An August report published by the U.S. Environmental Protection Agency (EPA) concluded that the energy consumption of servers and data centers has doubled in the past five years and will almost double again in the next five, to an eventual cost of about $7.4 billion annually.
VARs savvy in data center management and power conservation can use that knowledge not only to help current customers, but to attract new ones as well.
Two-thirds of the IT managers were current customers. But the rest were brand-new prospects. Nexus signed six of them -- all midmarket customers with data centers of between 100 to 500 servers.
"If you want to try to get people's attention, green is not a bad marketing tool, because people are looking for different options," said Keith Norbie, director of Nexus' storage division. "All of us in the VAR channel are looking for some way to have some differentiation. And that's not a bad differentiation -- to specialize in the green technology area."
Two months ago Nexus launched a campaign in which it offers a free Nintendo Wii to chief information officers (CIOs) who bring Nexus in to do a free energy assessment.
Talking about how to finance green data center management can be as attractive as talking about the technology, according to Sandy Potter, vice president of business development at Norcross, Ga.-based Optimus Solutions LLC.
For one Atlanta event, Optimus brought in an accountant to talk about grants, funding and tax incentives that IT managers can tap into as they build out their data centers, Potter said.
"Easily 25% of the people that attended our events were people that we had never done business with, and two companies have asked us to do an assessment of their power capacity," Potter said. "We've been asked to present the same content to a CIO group in Florida, so we are finding a lot of interest in this."
At some large companies the issues of power efficiency have reached a critical point, according to Tom Clark, a board member of the Storage Networking Industry Association (SNIA).
"I recently met with a whole group of data center managers and there were four or five whose data centers had already reached the maximum power availability that they could," Clark said. "Their power utilities simply cannot supply them with additional seats. At the same time they are facing this ever-increasing growth of data so they are in a real pinch."
In September, SNIA -- a vendor advocacy group -- launched a project called the Green Storage Initiative (GSI) to evangelize power-conserving storage to data center managers and to develop tools that measure the efficient use of power in a standard way. Microsoft, Hewlett-Packard Co., EMC Corp., IBM and Network Appliance Inc. are among the GSI's members.
Many of the same vendors are members of an industry group with a slightly broader focus, the Green Grid Alliance, which has also been working with the department of energy and developing metrics on the efficient use of power in data centers.
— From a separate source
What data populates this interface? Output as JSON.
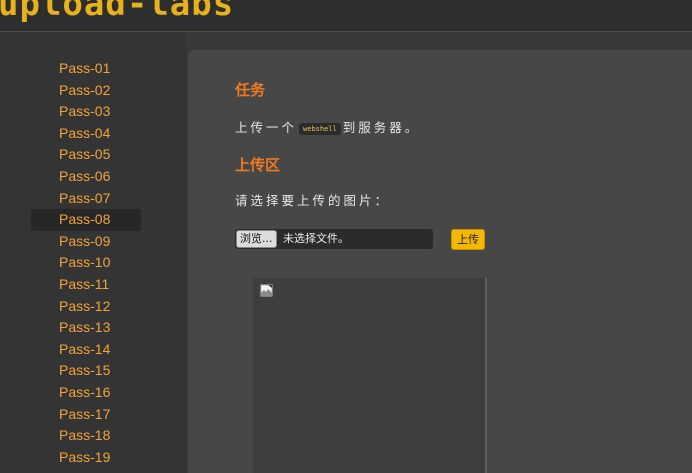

While medium-sized companies don't have to deal with the same critical issues as large companies, they are faced with expanding their data center operations as data continues to grow.
"Midsized companies should not be oblivious to the green issue, because everyone wants to save money on their operations," Clark adds.
For Norbie, medium-sized businesses present a wealth of opportunities. For example, the new political emphasis on being environmentally friendly has led utility companies to give credits for energy efficiency. VARs can also demonstrate to customers how technologies like server virtualization and data deduplication can result in cost reductions, or even catch customers who are looking for options to redesign their data centers. All these options mean one thing: "Midmarket clients are looking for alternatives, and one of them has to be looking for an energy-efficient, smarter footprint in the data center. Developing a green IT strategy is something that makes good business sense," Norbie said.